His Great British Bake Off experience turned out to be an historic one, as it was the last of the programme's seven series to be broadcast by the BBC.
As it was being transmitted in the autumn, a heated row began between the BBC and maker Love Productions, resulting in the latter selling the format to Channel 4 for £75m.
But the show was pre-recorded some months before being shown in the early autumn.
Controversy over Bake Off culminated in an outcry when Hollywood chose to move with the show to Channel 4.
"It totally took us by surprise, as we hadn't known any of that was in the pipeline. But it will be exciting to see what new direction it will go in... sometimes it's exciting and fresh to have a change," said Andrew.
Berry and the show's presenters Sue Perkins and Mel Giedroyc opted not to move and left the Bake Off kitchen.
Andrew is part of a close-knit family.
His father Nigel is a familiar face in public life in Northern Ireland as the former regional director of business organisation the CBI, although he recently retired from the post after 25 years.
His mother Kay is a retired languages teacher, while younger brother Jamie (22) is studying architecture at Queen's University.
Andrew's no one-trick pony, as he is a member of two choirs in Derby - Derby Bach choir and Sitwell Singers - and has also taken part in amateur theatre.
His appearances on the 12-week Great British Bake Off featured recipes inspired by his parents, as well as grandmother Helen McDowell.
And, as with all the other finalists, Andrew's family members travelled to England for the show's final.
The Duke of Cambridge was so impressed by Andrew's creation on his visit to the Derby factory that he observed: "You should have won."
But Andrew is happy with how things turned out and maintains contact with all the contestants in the show, including winner Candice Brown.
And he also has fond memories of Mel and Sue's lively jokes in the baking tent.
"They provided much needed comic relief and always reminded you that, at the end of the day, it's just cake," he said.
Lebkuchen seem to have grown in popularity these past few years, and rightfully so. I first came across them at the Christmas market in Belfast and was smitten. I love the added chewiness compared to a classic gingerbread. These make great little gifts and require very little kit to make — exactly what you want during the hustle and bustle of the festive season. I’m not sure I’ve ever pronounced lebkuchen entirely correctly, but who cares when they’re this moreish?
250g plain flour
90g ground almonds
1 tsp mixed spice
2 tsp ginger
1 tsp baking powder
½ tsp bicarbonate of soda
85g salted butter
Zest 1 naval orange
½ tsp vanilla bean paste (or vanilla extract)
150g plain chocolate
Any special equipment?
Just some baking trays, the larger the better.
Preheat the oven to fan 160C. Line whatever large baking trays you have with baking parchment or (even better) silicone liners. Into a large mixing bowl, sift together all the dry ingredients and stir to combine, then make a well in the centre. Add the honey and butter to a small pan and melt over a medium heat.

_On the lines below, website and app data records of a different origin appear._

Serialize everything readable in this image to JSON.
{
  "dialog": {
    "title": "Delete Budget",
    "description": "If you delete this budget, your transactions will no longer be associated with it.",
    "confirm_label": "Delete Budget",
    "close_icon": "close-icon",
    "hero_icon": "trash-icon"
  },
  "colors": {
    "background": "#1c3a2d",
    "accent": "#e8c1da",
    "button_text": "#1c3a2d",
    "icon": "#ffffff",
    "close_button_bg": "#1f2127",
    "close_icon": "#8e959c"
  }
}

Once melted, add the orange zest and vanilla and combine.
Pour the liquid ingredients into the well and mix until a stiff but wet dough is formed. Cover the bowl with clingfilm and set aside for 20 minutes to cool down.
Take small teaspoonful-sized balls of the dough (21g each for those precision bakers out there) and roll between your hands into 3cm-wide balls and place these on the baking tray. Make sure to leave at least an inch or so between them as they’ll spread in the oven.
Bake in 160C fan oven for 15 mins. Lebkuchen should be golden brown with a slightly cracked domed top. Move to a cooling rack.
Melt the chocolate over a bain-marie or in a microwave (tempering isn’t that essential for this bake) until runny. Dip the lebkuchen individually into the chocolate, either just the bases, just the domes or the whole thing, and set onto baking parchment until dry. If dipping the whole thing, increase the chocolate to 250g to make sure you have enough.